Salvadoran Squatter's Home and Garden

80 years ago, Far Rockaway was "the summer getaway of A-List actors," according to the NY Times, which also reports that "in 1929, Groucho Marx owned 24 [bungalows] as an investment." However, "air-conditioning and air travel spelled the end of Far Rockaway’s heyday, and half a century later it hit rock bottom, with high crime, [and] wrongheaded urban-renewal schemes." The Rockaways' "tortured development history," according to City Limits, created a neighborhood where "in place of the empty lots and dilapidated homes, speculative developers built condos and apartments.... almost all of the new homes never sold. Today they are not occupied by homeowners, but by subsidized tenants with limited disposable income..." The NY Post reported in May 2009 that "of the 126 two- and three-family homes built in the neighborhood between 2004 and 2006, at least 76 percent have been foreclosed on or are currently in some stage of foreclosure."

For Sale: Fire Damaged Apartment Complex

The future is uncertain for the remaining bungalows of Far Rockaway. Some are slated for demolition by developers. Others are collapsing under the weight of abandonment. A few that are in good shape are part of The Beachside Bungalow Preservation Association
. The following photos document the last of Far Rockaway's abandoned bungalows.

For more photo essays from The Rockaways, please visit Hammels Wye (2010), The North Edgemere Shore (2010) The South Edgemere Wasteland (2010) and The Edgemere Landfill (2010).

Bungalow Complex Courtyard

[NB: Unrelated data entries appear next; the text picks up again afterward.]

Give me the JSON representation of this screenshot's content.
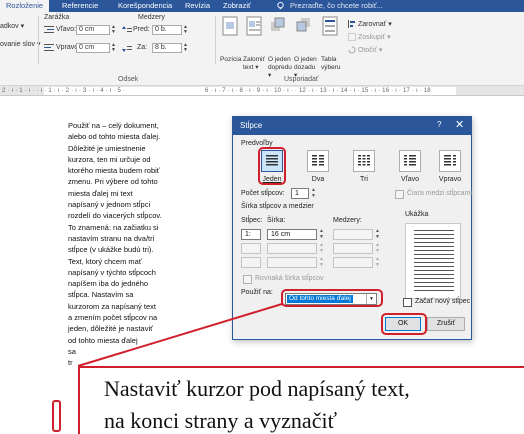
{
  "ribbon": {
    "tabs": [
      "Rozloženie",
      "Referencie",
      "Korešpondencia",
      "Revízia",
      "Zobraziť",
      "Prezraďte, čo chcete robiť..."
    ],
    "left_cut": [
      "adkov ▾",
      "ovanie slov ▾"
    ],
    "indent": {
      "title": "Zarážka",
      "left_label": "Vľavo:",
      "left_value": "0 cm",
      "right_label": "Vpravo:",
      "right_value": "0 cm"
    },
    "spacing": {
      "title": "Medzery",
      "before_label": "Pred:",
      "before_value": "0 b.",
      "after_label": "Za:",
      "after_value": "8 b."
    },
    "group_label_paragraph": "Odsek",
    "arrange_buttons": [
      "Pozícia",
      "Zalomiť text ▾",
      "O jeden dopredu ▾",
      "O jeden dozadu ▾",
      "Tabla výberu"
    ],
    "arrange_right": [
      "Zarovnať ▾",
      "Zoskupiť ▾",
      "Otočiť ▾"
    ],
    "group_label_arrange": "Usporiadať",
    "ruler": "2 · ı · 1 · ı ·  · ı · 1 · ı · 2 · ı · 3 · ı · 4 · ı · 5 ·",
    "ruler_right": "6 · ı · 7 · ı · 8 · ı · 9 · ı · 10 · ı ·  · 12 · ı · 13 · ı · 14 · ı · 15 · ı · 16 · ı · 17 · ı · 18"
  },
  "document": {
    "lines": [
      "Použiť na – celý dokument,",
      "alebo od tohto miesta ďalej.",
      "Dôležité je umiestnenie",
      "kurzora, ten mi určuje od",
      "ktorého miesta budem robiť",
      "zmenu. Pri výbere od tohto",
      "miesta ďalej mi text",
      "napísaný v jednom stĺpci",
      "rozdelí do viacerých stĺpcov.",
      "To znamená: na začiatku si",
      "nastavím stranu na dva/tri",
      "stĺpce (v ukážke budú tri).",
      "Text, ktorý chcem mať",
      "napísaný v týchto stĺpcoch",
      "napíšem iba do jedného",
      "stĺpca. Nastavím sa",
      "kurzorom za napísaný text",
      "a zmením počet stĺpcov na",
      "jeden, dôležité je nastaviť",
      "od tohto miesta ďalej",
      "sa",
      "tr"
    ]
  },
  "dialog": {
    "title": "Stĺpce",
    "help": "?",
    "close": "✕",
    "presets_label": "Predvoľby",
    "presets": [
      "Jeden",
      "Dva",
      "Tri",
      "Vľavo",
      "Vpravo"
    ],
    "count_label": "Počet stĺpcov:",
    "count_value": "1",
    "line_between": "Čiara medzi stĺpcami",
    "width_section": "Šírka stĺpcov a medzier",
    "preview_label": "Ukážka",
    "col_header": "Stĺpec:",
    "width_header": "Šírka:",
    "spacing_header": "Medzery:",
    "row1_num": "1:",
    "row1_width": "16 cm",
    "equal_width": "Rovnaká šírka stĺpcov",
    "apply_label": "Použiť na:",
    "apply_value": "Od tohto miesta ďalej",
    "new_column": "Začať nový stĺpec",
    "ok": "OK",
    "cancel": "Zrušiť"
  },
  "callout": {
    "line1": "Nastaviť kurzor pod napísaný text,",
    "line2": "na konci strany a vyznačiť"
  }
}
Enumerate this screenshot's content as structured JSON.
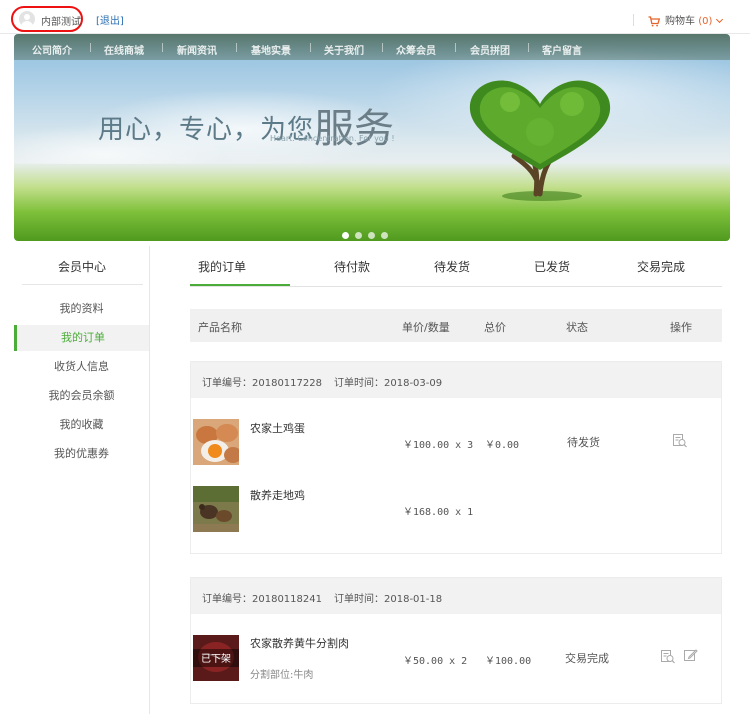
{
  "topbar": {
    "username": "内部测试",
    "logout": "[退出]",
    "cart_label": "购物车",
    "cart_count": "(0)"
  },
  "banner": {
    "nav": [
      "公司简介",
      "在线商城",
      "新闻资讯",
      "基地实景",
      "关于我们",
      "众筹会员",
      "会员拼团",
      "客户留言"
    ],
    "slogan_part1": "用心，专心，为您",
    "slogan_part2": "服务",
    "slogan_sub": "Heart. Concentration. For you !",
    "slide_count": 4,
    "active_slide": 1
  },
  "sidebar": {
    "title": "会员中心",
    "items": [
      "我的资料",
      "我的订单",
      "收货人信息",
      "我的会员余额",
      "我的收藏",
      "我的优惠券"
    ],
    "active_index": 1
  },
  "tabs": [
    "我的订单",
    "待付款",
    "待发货",
    "已发货",
    "交易完成"
  ],
  "active_tab": 0,
  "table_headers": {
    "name": "产品名称",
    "price_qty": "单价/数量",
    "total": "总价",
    "status": "状态",
    "actions": "操作"
  },
  "orders": [
    {
      "number_label": "订单编号：20180117228",
      "time_label": "订单时间：2018-03-09",
      "items": [
        {
          "name": "农家土鸡蛋",
          "price_qty": "￥100.00 x 3",
          "image": "eggs-photo"
        },
        {
          "name": "散养走地鸡",
          "price_qty": "￥168.00 x 1",
          "image": "chicken-photo"
        }
      ],
      "total": "￥0.00",
      "status": "待发货",
      "actions": [
        "view-order-icon"
      ]
    },
    {
      "number_label": "订单编号：20180118241",
      "time_label": "订单时间：2018-01-18",
      "items": [
        {
          "name": "农家散养黄牛分割肉",
          "sub": "分割部位:牛肉",
          "price_qty": "￥50.00 x 2",
          "image": "beef-photo",
          "overlay": "已下架"
        }
      ],
      "total": "￥100.00",
      "status": "交易完成",
      "actions": [
        "view-order-icon",
        "edit-review-icon"
      ]
    }
  ],
  "colors": {
    "accent": "#4cac3a",
    "cart": "#e4642a",
    "link": "#2a6fb5",
    "highlight_circle": "#e11111"
  }
}
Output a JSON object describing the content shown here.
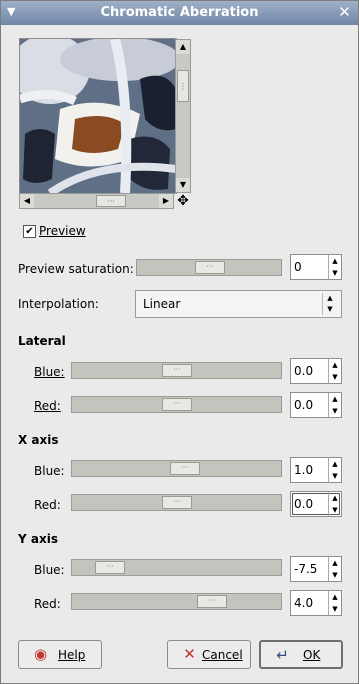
{
  "window": {
    "title": "Chromatic Aberration"
  },
  "preview": {
    "label": "Preview",
    "checked": true
  },
  "preview_saturation": {
    "label": "Preview saturation:",
    "value": "0"
  },
  "interpolation": {
    "label": "Interpolation:",
    "value": "Linear"
  },
  "lateral": {
    "heading": "Lateral",
    "blue": {
      "label": "Blue:",
      "value": "0.0"
    },
    "red": {
      "label": "Red:",
      "value": "0.0"
    }
  },
  "x_axis": {
    "heading": "X  axis",
    "blue": {
      "label": "Blue:",
      "value": "1.0"
    },
    "red": {
      "label": "Red:",
      "value": "0.0"
    }
  },
  "y_axis": {
    "heading": "Y  axis",
    "blue": {
      "label": "Blue:",
      "value": "-7.5"
    },
    "red": {
      "label": "Red:",
      "value": "4.0"
    }
  },
  "buttons": {
    "help": "Help",
    "cancel": "Cancel",
    "ok": "OK"
  },
  "icons": {
    "close": "close-icon",
    "move": "move-icon",
    "help": "help-icon",
    "cancel": "cancel-icon",
    "ok": "ok-icon"
  }
}
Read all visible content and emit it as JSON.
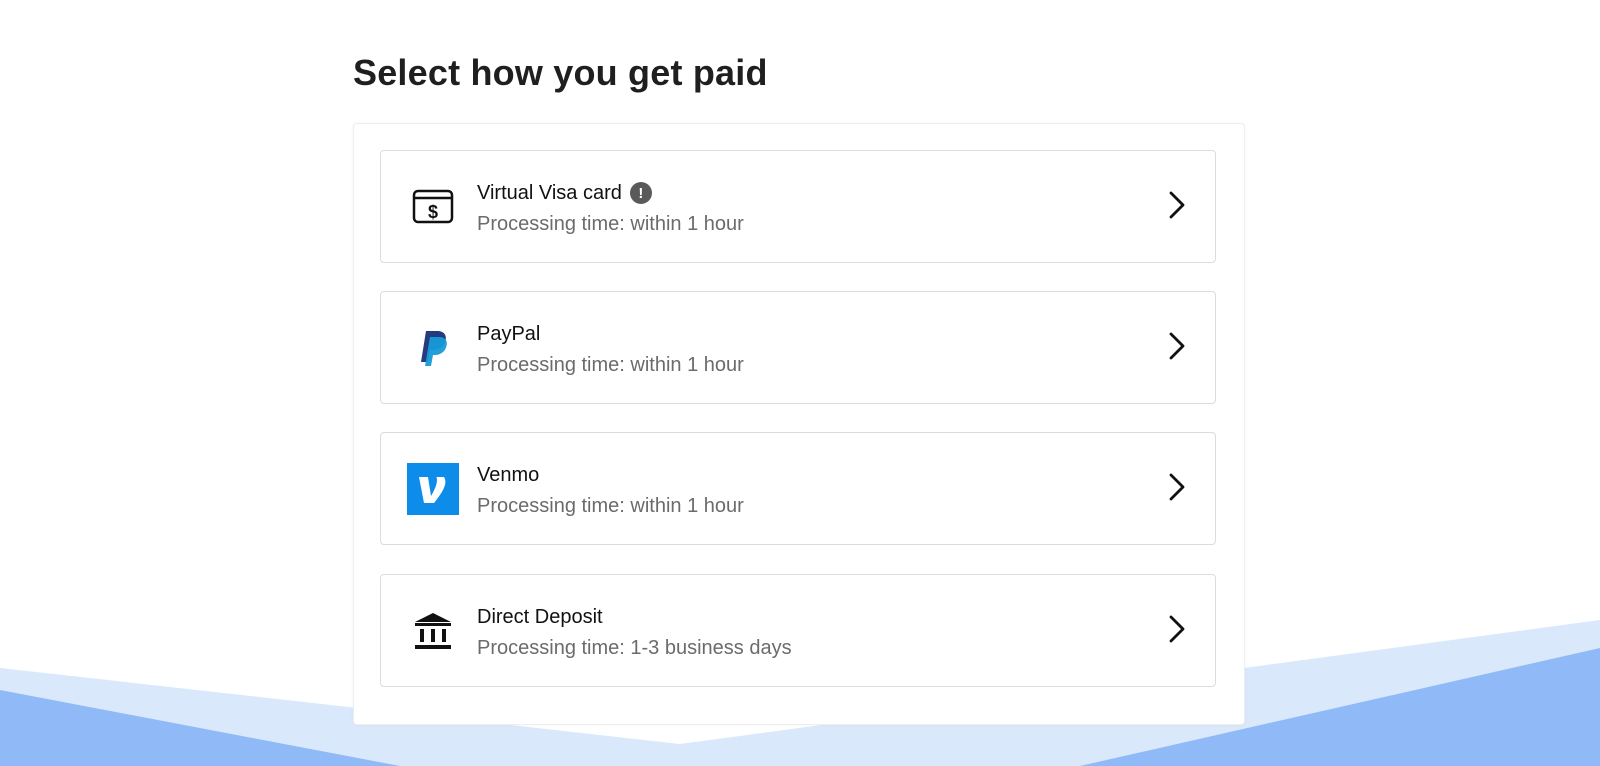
{
  "page": {
    "title": "Select how you get paid"
  },
  "options": [
    {
      "name": "Virtual Visa card",
      "processing": "Processing time: within 1 hour",
      "icon": "card-dollar-icon",
      "has_info": true
    },
    {
      "name": "PayPal",
      "processing": "Processing time: within 1 hour",
      "icon": "paypal-logo-icon"
    },
    {
      "name": "Venmo",
      "processing": "Processing time: within 1 hour",
      "icon": "venmo-logo-icon"
    },
    {
      "name": "Direct Deposit",
      "processing": "Processing time: 1-3 business days",
      "icon": "bank-icon"
    }
  ],
  "icons": {
    "info": "!",
    "chevron": "chevron-right-icon"
  },
  "colors": {
    "venmo_blue": "#0d8ce9",
    "paypal_dark": "#253b80",
    "paypal_light": "#179bd7",
    "wave_light": "#d9e8fb",
    "wave_dark": "#8fb9f7"
  }
}
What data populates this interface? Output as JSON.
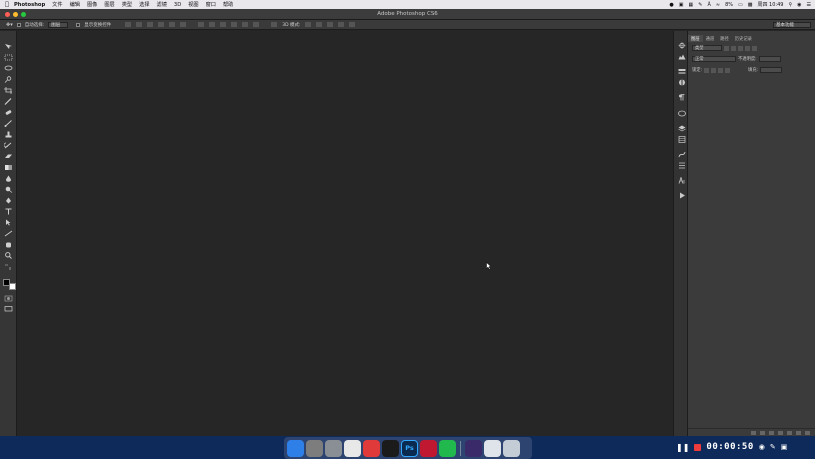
{
  "menubar": {
    "app_name": "Photoshop",
    "items": [
      "文件",
      "编辑",
      "图像",
      "图层",
      "类型",
      "选择",
      "滤镜",
      "3D",
      "视图",
      "窗口",
      "帮助"
    ],
    "battery": "8%",
    "datetime": "周四 10:49"
  },
  "window": {
    "title": "Adobe Photoshop CS6"
  },
  "options_bar": {
    "auto_select_label": "自动选择:",
    "auto_select_value": "图层",
    "show_transform_label": "显示变换控件",
    "mode_3d_label": "3D 模式:",
    "workspace": "基本功能"
  },
  "panel": {
    "tabs": [
      "图层",
      "通道",
      "路径",
      "历史记录"
    ],
    "filter_kind": "类型",
    "blend_mode": "正常",
    "opacity_label": "不透明度:",
    "lock_label": "锁定:",
    "fill_label": "填充:"
  },
  "recorder": {
    "time": "00:00:50"
  },
  "dock_apps": [
    {
      "name": "finder",
      "color": "#2f7fe8",
      "label": ""
    },
    {
      "name": "system-preferences",
      "color": "#7d7d7d",
      "label": ""
    },
    {
      "name": "launchpad",
      "color": "#8a8f96",
      "label": ""
    },
    {
      "name": "chrome",
      "color": "#e8e8e8",
      "label": ""
    },
    {
      "name": "weibo",
      "color": "#e03a3a",
      "label": ""
    },
    {
      "name": "qq",
      "color": "#1b1b1b",
      "label": ""
    },
    {
      "name": "photoshop",
      "color": "#0b2a4f",
      "label": "Ps"
    },
    {
      "name": "red-app",
      "color": "#c01830",
      "label": ""
    },
    {
      "name": "iqiyi",
      "color": "#21b84d",
      "label": ""
    },
    {
      "name": "purple-app",
      "color": "#3a2a6a",
      "label": ""
    },
    {
      "name": "preview",
      "color": "#dfe3ea",
      "label": ""
    },
    {
      "name": "trash",
      "color": "#c4ccd6",
      "label": ""
    }
  ]
}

Courtyard, Arch and Bungalows

Bungalow Kennel: A Fighting Dog Named Menace

Abandoned Bungalow

Bungalows and Development

Cage and Bungalow Ruins

Squatter's Home

Squatter's Porch

Hammock and Fireplace

Drying Clothes

Overgrown Bungalow Ruins

Empty Bungalow: Wall Paper

Living Room Ruins

Bathroom Window


Bungalow and Garden